··· DATASET

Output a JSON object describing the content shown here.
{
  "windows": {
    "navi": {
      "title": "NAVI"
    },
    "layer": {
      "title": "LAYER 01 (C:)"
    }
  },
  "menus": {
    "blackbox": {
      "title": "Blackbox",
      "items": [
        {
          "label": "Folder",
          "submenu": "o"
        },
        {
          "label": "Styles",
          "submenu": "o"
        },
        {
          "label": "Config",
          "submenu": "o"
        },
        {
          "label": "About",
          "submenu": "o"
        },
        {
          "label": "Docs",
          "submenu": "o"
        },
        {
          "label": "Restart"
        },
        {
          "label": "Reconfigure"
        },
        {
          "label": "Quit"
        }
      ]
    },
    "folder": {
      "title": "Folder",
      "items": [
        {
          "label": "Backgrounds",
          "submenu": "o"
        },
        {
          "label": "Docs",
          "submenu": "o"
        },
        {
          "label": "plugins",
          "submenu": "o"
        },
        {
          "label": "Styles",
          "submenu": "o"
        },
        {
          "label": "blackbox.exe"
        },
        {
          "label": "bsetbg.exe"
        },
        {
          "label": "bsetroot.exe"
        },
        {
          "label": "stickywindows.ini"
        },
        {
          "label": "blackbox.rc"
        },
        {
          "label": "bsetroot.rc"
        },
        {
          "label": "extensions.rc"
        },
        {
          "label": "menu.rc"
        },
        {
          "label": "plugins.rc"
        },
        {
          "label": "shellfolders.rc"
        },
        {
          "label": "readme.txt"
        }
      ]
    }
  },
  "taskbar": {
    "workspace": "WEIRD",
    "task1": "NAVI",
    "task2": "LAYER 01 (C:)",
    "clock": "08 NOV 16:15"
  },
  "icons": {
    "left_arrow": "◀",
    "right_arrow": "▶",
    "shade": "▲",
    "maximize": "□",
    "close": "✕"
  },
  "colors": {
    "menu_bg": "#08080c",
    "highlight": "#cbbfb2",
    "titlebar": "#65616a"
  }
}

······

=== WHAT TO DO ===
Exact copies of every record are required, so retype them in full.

=== SOLUTION ===
Output a JSON object describing the content shown here.
{
  "windows": {
    "navi": {
      "title": "NAVI"
    },
    "layer": {
      "title": "LAYER 01 (C:)"
    }
  },
  "menus": {
    "blackbox": {
      "title": "Blackbox",
      "items": [
        {
          "label": "Folder",
          "submenu": "o"
        },
        {
          "label": "Styles",
          "submenu": "o"
        },
        {
          "label": "Config",
          "submenu": "o"
        },
        {
          "label": "About",
          "submenu": "o"
        },
        {
          "label": "Docs",
          "submenu": "o"
        },
        {
          "label": "Restart"
        },
        {
          "label": "Reconfigure"
        },
        {
          "label": "Quit"
        }
      ]
    },
    "folder": {
      "title": "Folder",
      "items": [
        {
          "label": "Backgrounds",
          "submenu": "o"
        },
        {
          "label": "Docs",
          "submenu": "o"
        },
        {
          "label": "plugins",
          "submenu": "o"
        },
        {
          "label": "Styles",
          "submenu": "o"
        },
        {
          "label": "blackbox.exe"
        },
        {
          "label": "bsetbg.exe"
        },
        {
          "label": "bsetroot.exe"
        },
        {
          "label": "stickywindows.ini"
        },
        {
          "label": "blackbox.rc"
        },
        {
          "label": "bsetroot.rc"
        },
        {
          "label": "extensions.rc"
        },
        {
          "label": "menu.rc"
        },
        {
          "label": "plugins.rc"
        },
        {
          "label": "shellfolders.rc"
        },
        {
          "label": "readme.txt"
        }
      ]
    }
  },
  "taskbar": {
    "workspace": "WEIRD",
    "task1": "NAVI",
    "task2": "LAYER 01 (C:)",
    "clock": "08 NOV 16:15"
  },
  "icons": {
    "left_arrow": "◀",
    "right_arrow": "▶",
    "shade": "▲",
    "maximize": "□",
    "close": "✕"
  },
  "colors": {
    "menu_bg": "#08080c",
    "highlight": "#cbbfb2",
    "titlebar": "#65616a"
  }
}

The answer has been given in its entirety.